### TASK TO CARRY OUT
Find the string "title" in the data, and copy out each line that has it.

### THE RECORDS
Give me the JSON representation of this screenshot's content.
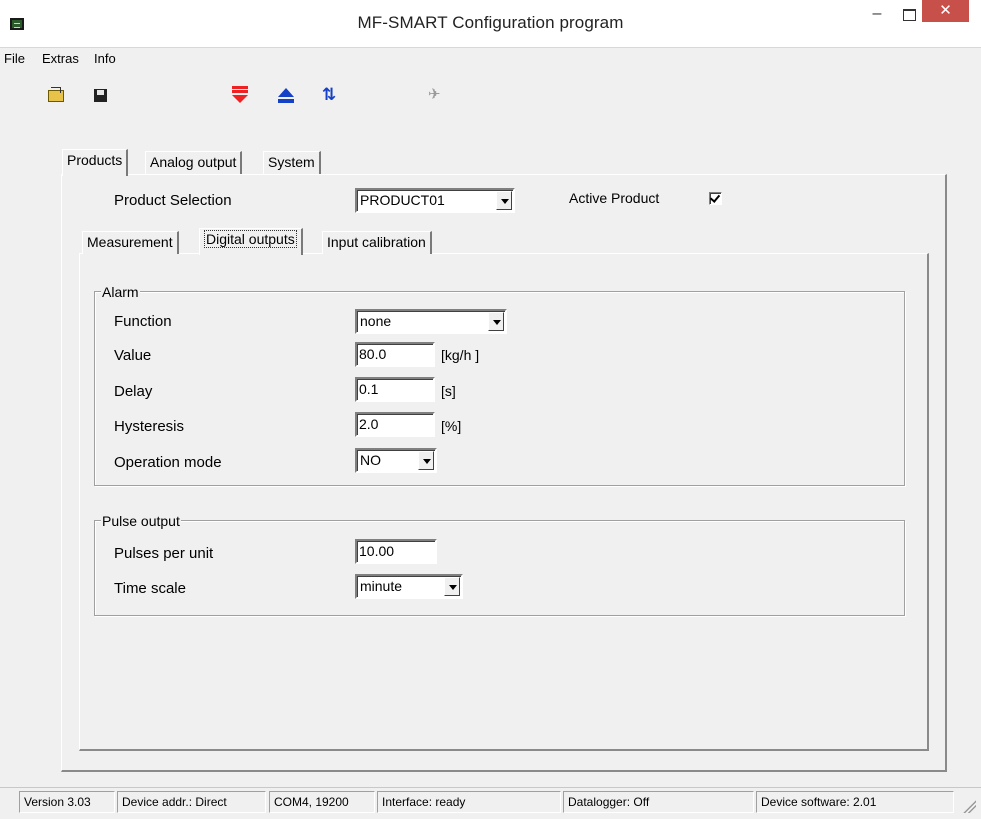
{
  "window": {
    "title": "MF-SMART Configuration program",
    "minimize": "–",
    "close": "✕"
  },
  "menu": [
    "File",
    "Extras",
    "Info"
  ],
  "toolbar": {
    "icons": [
      "open-folder-icon",
      "save-disk-icon",
      "download-to-device-icon",
      "upload-from-device-icon",
      "sync-icon",
      "connect-icon"
    ]
  },
  "tabs_main": [
    {
      "label": "Products",
      "active": true,
      "accel": "P"
    },
    {
      "label": "Analog output",
      "active": false,
      "accel": "n"
    },
    {
      "label": "System",
      "active": false,
      "accel": "S"
    }
  ],
  "product": {
    "selection_label": "Product Selection",
    "selection_value": "PRODUCT01",
    "active_label": "Active Product",
    "active_checked": true
  },
  "tabs_sub": [
    {
      "label": "Measurement",
      "active": false
    },
    {
      "label": "Digital outputs",
      "active": true
    },
    {
      "label": "Input calibration",
      "active": false
    }
  ],
  "alarm": {
    "title": "Alarm",
    "function_label": "Function",
    "function_value": "none",
    "value_label": "Value",
    "value_value": "80.0",
    "value_unit": "[kg/h ]",
    "delay_label": "Delay",
    "delay_value": "0.1",
    "delay_unit": "[s]",
    "hysteresis_label": "Hysteresis",
    "hysteresis_value": "2.0",
    "hysteresis_unit": "[%]",
    "opmode_label": "Operation mode",
    "opmode_value": "NO"
  },
  "pulse": {
    "title": "Pulse output",
    "ppu_label": "Pulses per unit",
    "ppu_value": "10.00",
    "timescale_label": "Time scale",
    "timescale_value": "minute"
  },
  "status": {
    "version": "Version 3.03",
    "device_addr": "Device addr.: Direct",
    "port": "COM4,  19200",
    "interface": "Interface: ready",
    "datalogger": "Datalogger: Off",
    "device_software": "Device software: 2.01"
  },
  "colors": {
    "close_button": "#c7504b",
    "download_arrow": "#e22222",
    "upload_arrow": "#1540c8"
  }
}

### WRITTEN ANSWER
    "title": "MF-SMART Configuration program",
    "title": "Alarm",
    "title": "Pulse output",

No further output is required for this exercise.